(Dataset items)
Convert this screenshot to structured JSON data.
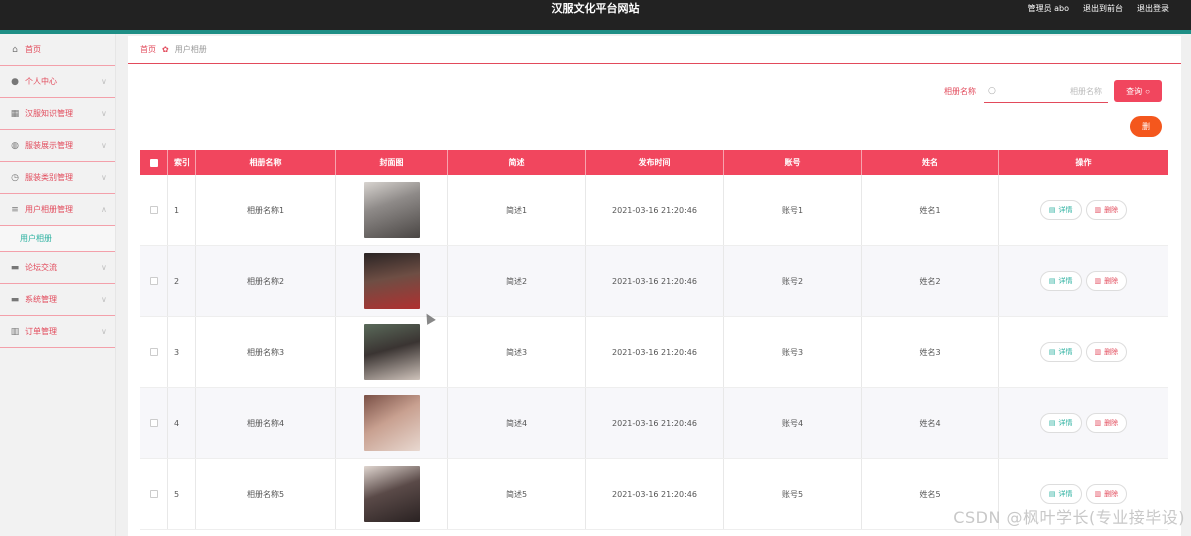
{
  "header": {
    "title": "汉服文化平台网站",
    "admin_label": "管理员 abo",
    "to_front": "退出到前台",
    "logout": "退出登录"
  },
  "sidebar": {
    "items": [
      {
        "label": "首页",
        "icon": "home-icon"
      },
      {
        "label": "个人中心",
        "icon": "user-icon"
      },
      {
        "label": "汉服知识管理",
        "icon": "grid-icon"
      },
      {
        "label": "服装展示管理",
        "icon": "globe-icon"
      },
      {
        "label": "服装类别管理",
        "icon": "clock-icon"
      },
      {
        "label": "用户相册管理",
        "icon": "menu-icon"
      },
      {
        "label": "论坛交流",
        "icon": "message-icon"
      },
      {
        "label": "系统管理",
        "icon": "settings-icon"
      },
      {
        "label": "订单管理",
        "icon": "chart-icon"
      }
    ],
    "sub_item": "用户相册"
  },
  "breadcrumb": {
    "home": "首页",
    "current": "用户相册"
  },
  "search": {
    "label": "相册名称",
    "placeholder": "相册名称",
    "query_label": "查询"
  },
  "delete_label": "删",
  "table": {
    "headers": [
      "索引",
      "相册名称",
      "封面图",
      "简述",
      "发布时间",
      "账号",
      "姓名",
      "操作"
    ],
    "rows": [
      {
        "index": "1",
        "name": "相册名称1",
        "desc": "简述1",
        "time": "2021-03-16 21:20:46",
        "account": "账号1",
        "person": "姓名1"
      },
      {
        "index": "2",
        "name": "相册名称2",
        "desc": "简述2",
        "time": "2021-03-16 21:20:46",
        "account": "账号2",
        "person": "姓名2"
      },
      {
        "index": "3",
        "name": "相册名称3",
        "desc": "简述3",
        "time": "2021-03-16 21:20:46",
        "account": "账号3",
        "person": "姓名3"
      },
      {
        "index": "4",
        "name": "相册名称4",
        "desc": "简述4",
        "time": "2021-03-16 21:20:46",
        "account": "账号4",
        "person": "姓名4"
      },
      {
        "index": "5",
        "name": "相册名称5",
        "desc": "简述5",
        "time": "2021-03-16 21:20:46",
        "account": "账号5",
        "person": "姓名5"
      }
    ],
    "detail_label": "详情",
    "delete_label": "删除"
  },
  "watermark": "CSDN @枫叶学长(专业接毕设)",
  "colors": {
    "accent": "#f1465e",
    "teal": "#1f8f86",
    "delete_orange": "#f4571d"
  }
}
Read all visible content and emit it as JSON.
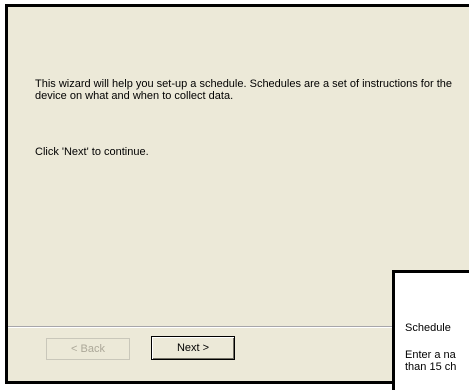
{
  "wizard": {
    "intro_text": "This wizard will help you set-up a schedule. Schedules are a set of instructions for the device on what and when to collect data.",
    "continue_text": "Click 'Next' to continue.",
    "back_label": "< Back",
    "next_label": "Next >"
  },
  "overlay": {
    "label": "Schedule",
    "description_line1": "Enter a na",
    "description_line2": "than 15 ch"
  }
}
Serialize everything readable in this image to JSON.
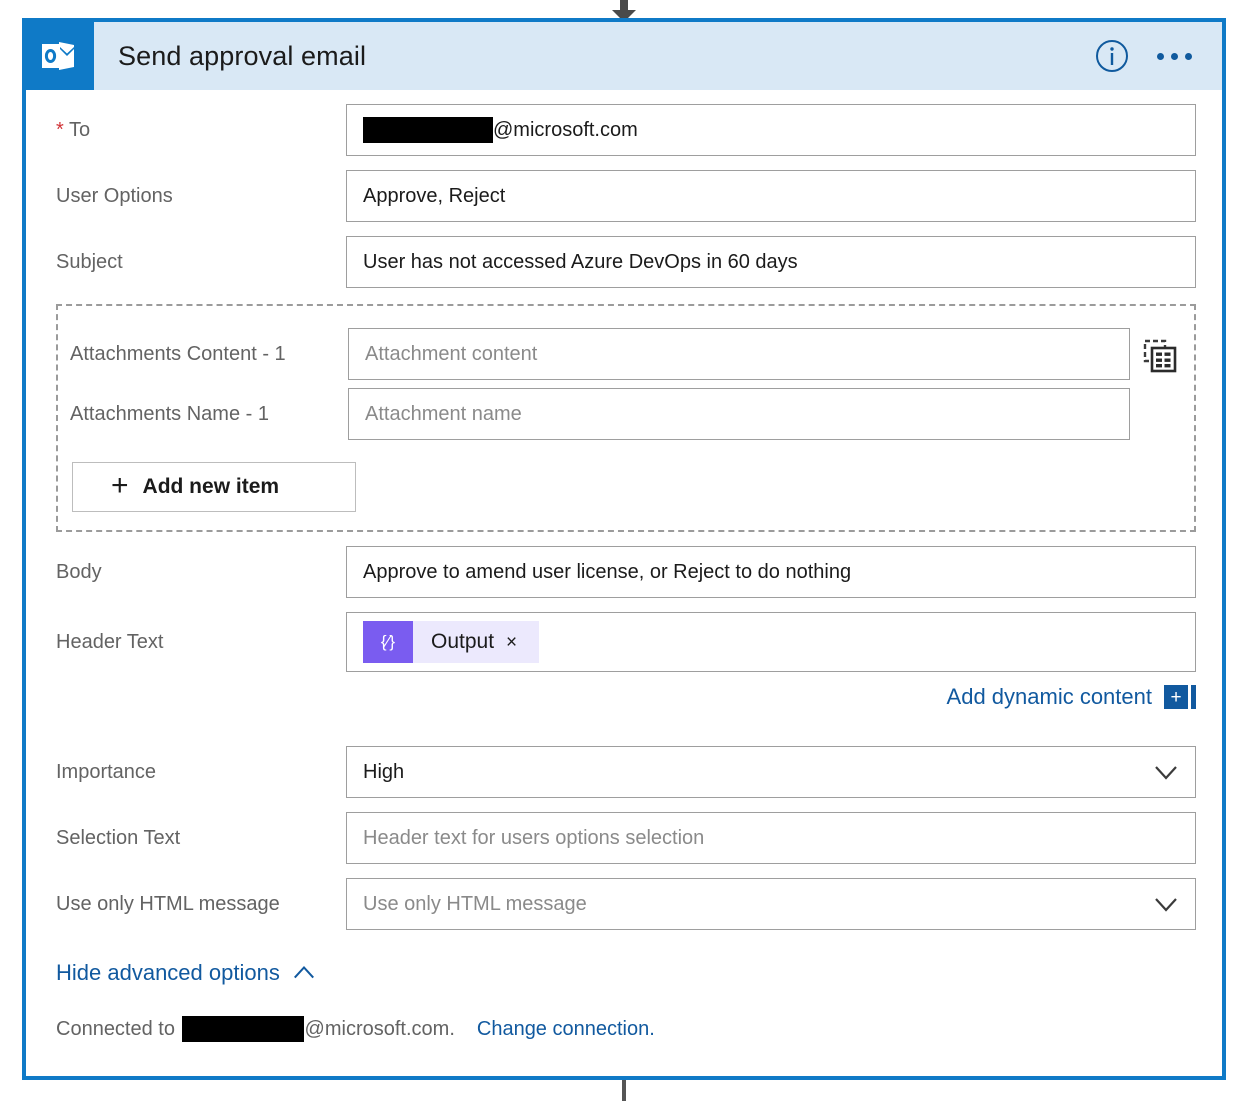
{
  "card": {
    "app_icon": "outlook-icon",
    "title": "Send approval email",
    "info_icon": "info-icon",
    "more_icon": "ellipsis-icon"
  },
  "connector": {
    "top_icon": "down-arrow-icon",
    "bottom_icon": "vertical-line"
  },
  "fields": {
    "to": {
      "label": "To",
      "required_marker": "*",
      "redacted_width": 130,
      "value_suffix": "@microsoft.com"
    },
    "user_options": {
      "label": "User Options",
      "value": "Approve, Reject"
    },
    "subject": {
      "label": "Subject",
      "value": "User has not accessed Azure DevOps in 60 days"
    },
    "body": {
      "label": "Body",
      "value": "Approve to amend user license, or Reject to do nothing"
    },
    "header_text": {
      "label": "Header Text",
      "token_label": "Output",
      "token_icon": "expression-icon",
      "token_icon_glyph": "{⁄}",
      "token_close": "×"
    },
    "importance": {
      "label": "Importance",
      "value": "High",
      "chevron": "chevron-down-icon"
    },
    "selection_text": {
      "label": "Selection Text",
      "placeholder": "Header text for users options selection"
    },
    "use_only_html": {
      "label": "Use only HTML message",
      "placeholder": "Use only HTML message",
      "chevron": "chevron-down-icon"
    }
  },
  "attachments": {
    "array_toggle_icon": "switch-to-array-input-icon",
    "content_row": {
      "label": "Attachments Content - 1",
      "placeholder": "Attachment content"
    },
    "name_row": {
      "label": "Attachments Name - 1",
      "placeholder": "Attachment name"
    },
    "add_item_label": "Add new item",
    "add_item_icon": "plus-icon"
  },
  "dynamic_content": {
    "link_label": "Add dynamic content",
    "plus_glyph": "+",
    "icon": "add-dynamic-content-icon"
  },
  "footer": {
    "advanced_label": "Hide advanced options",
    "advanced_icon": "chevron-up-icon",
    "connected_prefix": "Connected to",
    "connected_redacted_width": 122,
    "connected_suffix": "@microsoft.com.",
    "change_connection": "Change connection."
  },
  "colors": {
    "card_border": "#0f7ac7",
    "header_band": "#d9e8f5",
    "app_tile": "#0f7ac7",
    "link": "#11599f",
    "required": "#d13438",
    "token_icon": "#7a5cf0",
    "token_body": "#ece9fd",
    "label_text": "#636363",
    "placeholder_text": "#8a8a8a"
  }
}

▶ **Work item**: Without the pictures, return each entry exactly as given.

▶ **Solution for this problem**:
Convert this screenshot to structured JSON data.
{
  "header": {
    "title": "汉服文化平台网站",
    "admin_label": "管理员 abo",
    "to_front": "退出到前台",
    "logout": "退出登录"
  },
  "sidebar": {
    "items": [
      {
        "label": "首页",
        "icon": "home-icon"
      },
      {
        "label": "个人中心",
        "icon": "user-icon"
      },
      {
        "label": "汉服知识管理",
        "icon": "grid-icon"
      },
      {
        "label": "服装展示管理",
        "icon": "globe-icon"
      },
      {
        "label": "服装类别管理",
        "icon": "clock-icon"
      },
      {
        "label": "用户相册管理",
        "icon": "menu-icon"
      },
      {
        "label": "论坛交流",
        "icon": "message-icon"
      },
      {
        "label": "系统管理",
        "icon": "settings-icon"
      },
      {
        "label": "订单管理",
        "icon": "chart-icon"
      }
    ],
    "sub_item": "用户相册"
  },
  "breadcrumb": {
    "home": "首页",
    "current": "用户相册"
  },
  "search": {
    "label": "相册名称",
    "placeholder": "相册名称",
    "query_label": "查询"
  },
  "delete_label": "删",
  "table": {
    "headers": [
      "索引",
      "相册名称",
      "封面图",
      "简述",
      "发布时间",
      "账号",
      "姓名",
      "操作"
    ],
    "rows": [
      {
        "index": "1",
        "name": "相册名称1",
        "desc": "简述1",
        "time": "2021-03-16 21:20:46",
        "account": "账号1",
        "person": "姓名1"
      },
      {
        "index": "2",
        "name": "相册名称2",
        "desc": "简述2",
        "time": "2021-03-16 21:20:46",
        "account": "账号2",
        "person": "姓名2"
      },
      {
        "index": "3",
        "name": "相册名称3",
        "desc": "简述3",
        "time": "2021-03-16 21:20:46",
        "account": "账号3",
        "person": "姓名3"
      },
      {
        "index": "4",
        "name": "相册名称4",
        "desc": "简述4",
        "time": "2021-03-16 21:20:46",
        "account": "账号4",
        "person": "姓名4"
      },
      {
        "index": "5",
        "name": "相册名称5",
        "desc": "简述5",
        "time": "2021-03-16 21:20:46",
        "account": "账号5",
        "person": "姓名5"
      }
    ],
    "detail_label": "详情",
    "delete_label": "删除"
  },
  "watermark": "CSDN @枫叶学长(专业接毕设)",
  "colors": {
    "accent": "#f1465e",
    "teal": "#1f8f86",
    "delete_orange": "#f4571d"
  }
}
Read all visible content and emit it as JSON.
{
  "wizard": {
    "intro_text": "This wizard will help you set-up a schedule. Schedules are a set of instructions for the device on what and when to collect data.",
    "continue_text": "Click 'Next' to continue.",
    "back_label": "< Back",
    "next_label": "Next >"
  },
  "overlay": {
    "label": "Schedule",
    "description_line1": "Enter a na",
    "description_line2": "than 15 ch"
  }
}
Serialize everything readable in this image to JSON.
{
  "card": {
    "app_icon": "outlook-icon",
    "title": "Send approval email",
    "info_icon": "info-icon",
    "more_icon": "ellipsis-icon"
  },
  "connector": {
    "top_icon": "down-arrow-icon",
    "bottom_icon": "vertical-line"
  },
  "fields": {
    "to": {
      "label": "To",
      "required_marker": "*",
      "redacted_width": 130,
      "value_suffix": "@microsoft.com"
    },
    "user_options": {
      "label": "User Options",
      "value": "Approve, Reject"
    },
    "subject": {
      "label": "Subject",
      "value": "User has not accessed Azure DevOps in 60 days"
    },
    "body": {
      "label": "Body",
      "value": "Approve to amend user license, or Reject to do nothing"
    },
    "header_text": {
      "label": "Header Text",
      "token_label": "Output",
      "token_icon": "expression-icon",
      "token_icon_glyph": "{⁄}",
      "token_close": "×"
    },
    "importance": {
      "label": "Importance",
      "value": "High",
      "chevron": "chevron-down-icon"
    },
    "selection_text": {
      "label": "Selection Text",
      "placeholder": "Header text for users options selection"
    },
    "use_only_html": {
      "label": "Use only HTML message",
      "placeholder": "Use only HTML message",
      "chevron": "chevron-down-icon"
    }
  },
  "attachments": {
    "array_toggle_icon": "switch-to-array-input-icon",
    "content_row": {
      "label": "Attachments Content - 1",
      "placeholder": "Attachment content"
    },
    "name_row": {
      "label": "Attachments Name - 1",
      "placeholder": "Attachment name"
    },
    "add_item_label": "Add new item",
    "add_item_icon": "plus-icon"
  },
  "dynamic_content": {
    "link_label": "Add dynamic content",
    "plus_glyph": "+",
    "icon": "add-dynamic-content-icon"
  },
  "footer": {
    "advanced_label": "Hide advanced options",
    "advanced_icon": "chevron-up-icon",
    "connected_prefix": "Connected to",
    "connected_redacted_width": 122,
    "connected_suffix": "@microsoft.com.",
    "change_connection": "Change connection."
  },
  "colors": {
    "card_border": "#0f7ac7",
    "header_band": "#d9e8f5",
    "app_tile": "#0f7ac7",
    "link": "#11599f",
    "required": "#d13438",
    "token_icon": "#7a5cf0",
    "token_body": "#ece9fd",
    "label_text": "#636363",
    "placeholder_text": "#8a8a8a"
  }
}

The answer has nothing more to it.